App and web page records:
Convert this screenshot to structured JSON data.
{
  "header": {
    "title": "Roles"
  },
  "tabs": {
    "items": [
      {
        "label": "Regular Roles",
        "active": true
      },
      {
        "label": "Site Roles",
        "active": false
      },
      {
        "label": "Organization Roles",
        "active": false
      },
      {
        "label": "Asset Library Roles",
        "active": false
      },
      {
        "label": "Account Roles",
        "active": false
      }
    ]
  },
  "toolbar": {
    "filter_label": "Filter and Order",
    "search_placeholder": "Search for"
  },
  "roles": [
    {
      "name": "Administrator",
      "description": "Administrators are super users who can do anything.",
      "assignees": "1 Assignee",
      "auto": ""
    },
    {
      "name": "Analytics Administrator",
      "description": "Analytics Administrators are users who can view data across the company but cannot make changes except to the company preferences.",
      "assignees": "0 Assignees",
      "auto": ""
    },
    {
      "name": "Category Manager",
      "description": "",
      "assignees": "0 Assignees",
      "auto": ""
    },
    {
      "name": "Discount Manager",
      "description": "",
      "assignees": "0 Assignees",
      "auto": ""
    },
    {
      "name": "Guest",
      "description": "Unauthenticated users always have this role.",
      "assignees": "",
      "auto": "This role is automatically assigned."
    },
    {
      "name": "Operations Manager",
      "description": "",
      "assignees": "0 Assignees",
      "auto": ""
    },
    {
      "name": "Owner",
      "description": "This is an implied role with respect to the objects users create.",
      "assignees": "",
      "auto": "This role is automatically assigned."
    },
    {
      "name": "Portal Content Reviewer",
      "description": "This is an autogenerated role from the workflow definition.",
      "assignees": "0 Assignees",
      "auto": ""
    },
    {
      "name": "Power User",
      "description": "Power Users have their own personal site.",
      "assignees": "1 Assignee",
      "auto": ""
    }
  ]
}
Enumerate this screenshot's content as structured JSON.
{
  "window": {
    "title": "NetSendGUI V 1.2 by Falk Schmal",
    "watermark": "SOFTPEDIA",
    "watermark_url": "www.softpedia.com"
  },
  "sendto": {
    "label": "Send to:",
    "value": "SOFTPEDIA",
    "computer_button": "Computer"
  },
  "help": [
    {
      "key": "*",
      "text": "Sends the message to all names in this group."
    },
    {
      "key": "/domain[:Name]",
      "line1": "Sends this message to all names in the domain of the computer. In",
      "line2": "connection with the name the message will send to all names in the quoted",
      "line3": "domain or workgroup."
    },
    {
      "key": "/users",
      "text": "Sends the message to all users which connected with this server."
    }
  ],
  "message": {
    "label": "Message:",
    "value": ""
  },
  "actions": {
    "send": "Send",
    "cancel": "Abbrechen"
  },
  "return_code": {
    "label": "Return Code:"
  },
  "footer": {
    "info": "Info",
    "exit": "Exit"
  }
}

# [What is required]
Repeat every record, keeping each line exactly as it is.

# [Completed exercise]
Convert this screenshot to structured JSON data.
{
  "header": {
    "title": "Roles"
  },
  "tabs": {
    "items": [
      {
        "label": "Regular Roles",
        "active": true
      },
      {
        "label": "Site Roles",
        "active": false
      },
      {
        "label": "Organization Roles",
        "active": false
      },
      {
        "label": "Asset Library Roles",
        "active": false
      },
      {
        "label": "Account Roles",
        "active": false
      }
    ]
  },
  "toolbar": {
    "filter_label": "Filter and Order",
    "search_placeholder": "Search for"
  },
  "roles": [
    {
      "name": "Administrator",
      "description": "Administrators are super users who can do anything.",
      "assignees": "1 Assignee",
      "auto": ""
    },
    {
      "name": "Analytics Administrator",
      "description": "Analytics Administrators are users who can view data across the company but cannot make changes except to the company preferences.",
      "assignees": "0 Assignees",
      "auto": ""
    },
    {
      "name": "Category Manager",
      "description": "",
      "assignees": "0 Assignees",
      "auto": ""
    },
    {
      "name": "Discount Manager",
      "description": "",
      "assignees": "0 Assignees",
      "auto": ""
    },
    {
      "name": "Guest",
      "description": "Unauthenticated users always have this role.",
      "assignees": "",
      "auto": "This role is automatically assigned."
    },
    {
      "name": "Operations Manager",
      "description": "",
      "assignees": "0 Assignees",
      "auto": ""
    },
    {
      "name": "Owner",
      "description": "This is an implied role with respect to the objects users create.",
      "assignees": "",
      "auto": "This role is automatically assigned."
    },
    {
      "name": "Portal Content Reviewer",
      "description": "This is an autogenerated role from the workflow definition.",
      "assignees": "0 Assignees",
      "auto": ""
    },
    {
      "name": "Power User",
      "description": "Power Users have their own personal site.",
      "assignees": "1 Assignee",
      "auto": ""
    }
  ]
}
Enumerate this screenshot's content as structured JSON.
{
  "window": {
    "title": "NetSendGUI V 1.2 by Falk Schmal",
    "watermark": "SOFTPEDIA",
    "watermark_url": "www.softpedia.com"
  },
  "sendto": {
    "label": "Send to:",
    "value": "SOFTPEDIA",
    "computer_button": "Computer"
  },
  "help": [
    {
      "key": "*",
      "text": "Sends the message to all names in this group."
    },
    {
      "key": "/domain[:Name]",
      "line1": "Sends this message to all names in the domain of the computer. In",
      "line2": "connection with the name the message will send to all names in the quoted",
      "line3": "domain or workgroup."
    },
    {
      "key": "/users",
      "text": "Sends the message to all users which connected with this server."
    }
  ],
  "message": {
    "label": "Message:",
    "value": ""
  },
  "actions": {
    "send": "Send",
    "cancel": "Abbrechen"
  },
  "return_code": {
    "label": "Return Code:"
  },
  "footer": {
    "info": "Info",
    "exit": "Exit"
  }
}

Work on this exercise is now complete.